**Task details**
Go through the material and return every line that contains the string "JSON".

**Information given**

——

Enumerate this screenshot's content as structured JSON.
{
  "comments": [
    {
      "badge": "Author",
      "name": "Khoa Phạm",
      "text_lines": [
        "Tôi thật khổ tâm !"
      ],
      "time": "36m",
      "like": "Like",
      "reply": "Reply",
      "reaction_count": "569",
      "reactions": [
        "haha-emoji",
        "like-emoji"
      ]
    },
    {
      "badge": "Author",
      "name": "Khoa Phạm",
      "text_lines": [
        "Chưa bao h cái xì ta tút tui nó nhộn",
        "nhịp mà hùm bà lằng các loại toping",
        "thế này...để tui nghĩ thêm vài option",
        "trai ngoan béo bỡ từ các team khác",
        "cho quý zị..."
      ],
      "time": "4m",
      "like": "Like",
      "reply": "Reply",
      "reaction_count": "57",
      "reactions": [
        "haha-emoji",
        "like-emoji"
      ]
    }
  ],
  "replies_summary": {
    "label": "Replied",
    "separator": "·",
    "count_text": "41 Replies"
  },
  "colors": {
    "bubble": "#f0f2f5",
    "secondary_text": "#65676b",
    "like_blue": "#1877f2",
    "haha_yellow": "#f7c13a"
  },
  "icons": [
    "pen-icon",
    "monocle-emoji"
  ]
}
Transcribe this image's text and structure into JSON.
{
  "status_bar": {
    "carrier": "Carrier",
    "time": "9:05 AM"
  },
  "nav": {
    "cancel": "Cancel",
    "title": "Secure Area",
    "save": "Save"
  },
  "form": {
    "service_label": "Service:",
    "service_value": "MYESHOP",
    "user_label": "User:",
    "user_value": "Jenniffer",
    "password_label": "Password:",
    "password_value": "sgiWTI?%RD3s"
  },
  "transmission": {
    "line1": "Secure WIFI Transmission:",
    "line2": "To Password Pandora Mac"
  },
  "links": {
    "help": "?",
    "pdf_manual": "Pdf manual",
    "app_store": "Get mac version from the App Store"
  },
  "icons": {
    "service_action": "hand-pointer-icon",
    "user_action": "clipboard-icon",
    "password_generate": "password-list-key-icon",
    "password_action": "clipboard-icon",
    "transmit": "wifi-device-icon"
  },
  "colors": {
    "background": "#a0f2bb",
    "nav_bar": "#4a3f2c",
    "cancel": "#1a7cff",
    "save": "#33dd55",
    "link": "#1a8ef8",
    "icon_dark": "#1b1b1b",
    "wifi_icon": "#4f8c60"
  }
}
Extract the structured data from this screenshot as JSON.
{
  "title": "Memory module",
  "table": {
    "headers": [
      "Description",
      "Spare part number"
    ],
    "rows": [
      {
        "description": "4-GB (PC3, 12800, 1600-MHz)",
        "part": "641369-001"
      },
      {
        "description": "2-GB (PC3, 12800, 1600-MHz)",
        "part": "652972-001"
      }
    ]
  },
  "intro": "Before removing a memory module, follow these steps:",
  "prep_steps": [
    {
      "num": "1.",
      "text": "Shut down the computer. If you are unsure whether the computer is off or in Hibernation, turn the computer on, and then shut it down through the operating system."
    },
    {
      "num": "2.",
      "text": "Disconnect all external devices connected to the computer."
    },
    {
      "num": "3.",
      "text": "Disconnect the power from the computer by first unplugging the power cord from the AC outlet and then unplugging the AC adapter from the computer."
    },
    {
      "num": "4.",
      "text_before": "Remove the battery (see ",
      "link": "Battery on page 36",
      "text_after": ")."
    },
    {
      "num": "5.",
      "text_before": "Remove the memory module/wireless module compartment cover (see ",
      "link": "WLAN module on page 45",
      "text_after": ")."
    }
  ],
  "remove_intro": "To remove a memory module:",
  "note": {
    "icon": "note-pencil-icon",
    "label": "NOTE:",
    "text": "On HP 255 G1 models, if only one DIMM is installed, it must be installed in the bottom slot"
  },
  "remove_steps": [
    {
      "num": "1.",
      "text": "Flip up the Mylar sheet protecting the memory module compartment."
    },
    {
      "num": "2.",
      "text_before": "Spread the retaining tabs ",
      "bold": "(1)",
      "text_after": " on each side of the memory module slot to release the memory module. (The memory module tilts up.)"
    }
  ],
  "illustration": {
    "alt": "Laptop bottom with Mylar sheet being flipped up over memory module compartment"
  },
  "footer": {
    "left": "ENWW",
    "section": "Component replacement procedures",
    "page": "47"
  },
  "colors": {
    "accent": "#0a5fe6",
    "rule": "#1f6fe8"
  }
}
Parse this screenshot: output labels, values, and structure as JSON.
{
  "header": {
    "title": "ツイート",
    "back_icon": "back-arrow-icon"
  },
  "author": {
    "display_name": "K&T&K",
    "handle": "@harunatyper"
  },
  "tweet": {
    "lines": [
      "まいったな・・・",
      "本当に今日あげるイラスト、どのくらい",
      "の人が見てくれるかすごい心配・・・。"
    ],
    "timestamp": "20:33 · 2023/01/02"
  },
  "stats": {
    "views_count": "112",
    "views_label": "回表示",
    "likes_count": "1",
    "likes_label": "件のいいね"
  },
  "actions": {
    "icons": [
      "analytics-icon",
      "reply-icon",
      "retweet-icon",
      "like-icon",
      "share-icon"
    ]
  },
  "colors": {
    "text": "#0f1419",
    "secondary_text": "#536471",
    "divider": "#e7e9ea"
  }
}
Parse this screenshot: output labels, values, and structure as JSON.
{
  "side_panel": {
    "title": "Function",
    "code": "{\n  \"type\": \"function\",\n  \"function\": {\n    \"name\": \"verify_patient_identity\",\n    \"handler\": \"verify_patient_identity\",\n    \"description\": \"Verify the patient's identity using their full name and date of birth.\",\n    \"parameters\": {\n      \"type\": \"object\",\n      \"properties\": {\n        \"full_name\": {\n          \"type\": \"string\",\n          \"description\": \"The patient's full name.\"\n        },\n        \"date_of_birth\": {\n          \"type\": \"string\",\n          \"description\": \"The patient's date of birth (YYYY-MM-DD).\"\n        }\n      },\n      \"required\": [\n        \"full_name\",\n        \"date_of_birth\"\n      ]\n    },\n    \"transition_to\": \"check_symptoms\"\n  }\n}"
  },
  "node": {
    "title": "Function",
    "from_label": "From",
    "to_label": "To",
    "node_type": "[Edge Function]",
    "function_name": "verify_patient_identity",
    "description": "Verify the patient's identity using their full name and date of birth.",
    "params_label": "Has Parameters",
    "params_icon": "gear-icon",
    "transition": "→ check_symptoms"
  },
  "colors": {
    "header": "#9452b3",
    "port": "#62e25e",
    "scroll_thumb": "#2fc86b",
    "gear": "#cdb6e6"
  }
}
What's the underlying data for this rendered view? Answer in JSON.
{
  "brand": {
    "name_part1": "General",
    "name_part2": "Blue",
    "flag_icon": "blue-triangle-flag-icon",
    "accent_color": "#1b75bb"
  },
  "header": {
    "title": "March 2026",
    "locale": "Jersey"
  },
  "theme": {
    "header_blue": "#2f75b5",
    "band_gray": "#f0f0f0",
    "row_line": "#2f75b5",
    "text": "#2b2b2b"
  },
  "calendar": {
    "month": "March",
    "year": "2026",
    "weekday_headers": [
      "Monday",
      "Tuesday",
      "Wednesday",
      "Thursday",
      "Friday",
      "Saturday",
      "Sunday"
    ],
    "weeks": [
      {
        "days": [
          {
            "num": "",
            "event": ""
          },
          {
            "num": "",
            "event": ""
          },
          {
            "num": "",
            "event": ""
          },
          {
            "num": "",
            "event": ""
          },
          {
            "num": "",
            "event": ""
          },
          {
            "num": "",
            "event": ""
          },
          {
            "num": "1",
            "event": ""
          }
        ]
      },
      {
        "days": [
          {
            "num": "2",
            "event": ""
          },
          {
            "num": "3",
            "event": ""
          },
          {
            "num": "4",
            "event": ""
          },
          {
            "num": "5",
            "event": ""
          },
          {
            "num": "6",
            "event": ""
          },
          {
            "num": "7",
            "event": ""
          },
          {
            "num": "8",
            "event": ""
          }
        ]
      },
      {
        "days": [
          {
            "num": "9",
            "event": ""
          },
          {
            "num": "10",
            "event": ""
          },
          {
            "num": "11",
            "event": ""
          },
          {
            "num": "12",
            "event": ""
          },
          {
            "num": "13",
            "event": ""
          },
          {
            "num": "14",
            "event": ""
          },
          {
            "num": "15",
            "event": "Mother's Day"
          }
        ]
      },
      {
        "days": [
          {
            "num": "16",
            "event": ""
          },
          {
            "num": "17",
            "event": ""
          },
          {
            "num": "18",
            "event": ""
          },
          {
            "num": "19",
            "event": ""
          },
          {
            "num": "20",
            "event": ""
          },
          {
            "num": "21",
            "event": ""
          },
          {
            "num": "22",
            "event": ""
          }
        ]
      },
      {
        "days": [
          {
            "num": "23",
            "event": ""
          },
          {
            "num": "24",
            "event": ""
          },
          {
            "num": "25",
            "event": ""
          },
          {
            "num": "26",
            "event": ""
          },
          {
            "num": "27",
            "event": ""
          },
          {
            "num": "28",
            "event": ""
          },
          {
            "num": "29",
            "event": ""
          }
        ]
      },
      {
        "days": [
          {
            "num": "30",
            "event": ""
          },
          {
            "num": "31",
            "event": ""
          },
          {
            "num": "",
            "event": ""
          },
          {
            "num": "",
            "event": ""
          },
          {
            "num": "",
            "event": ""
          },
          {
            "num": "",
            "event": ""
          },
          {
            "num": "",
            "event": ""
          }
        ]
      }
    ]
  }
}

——

**Result of the task**
Enumerate this screenshot's content as structured JSON.
Transcribe this image's text and structure into JSON.
Extract the structured data from this screenshot as JSON.
Parse this screenshot: output labels, values, and structure as JSON.
Parse this screenshot: output labels, values, and structure as JSON.
What's the underlying data for this rendered view? Answer in JSON.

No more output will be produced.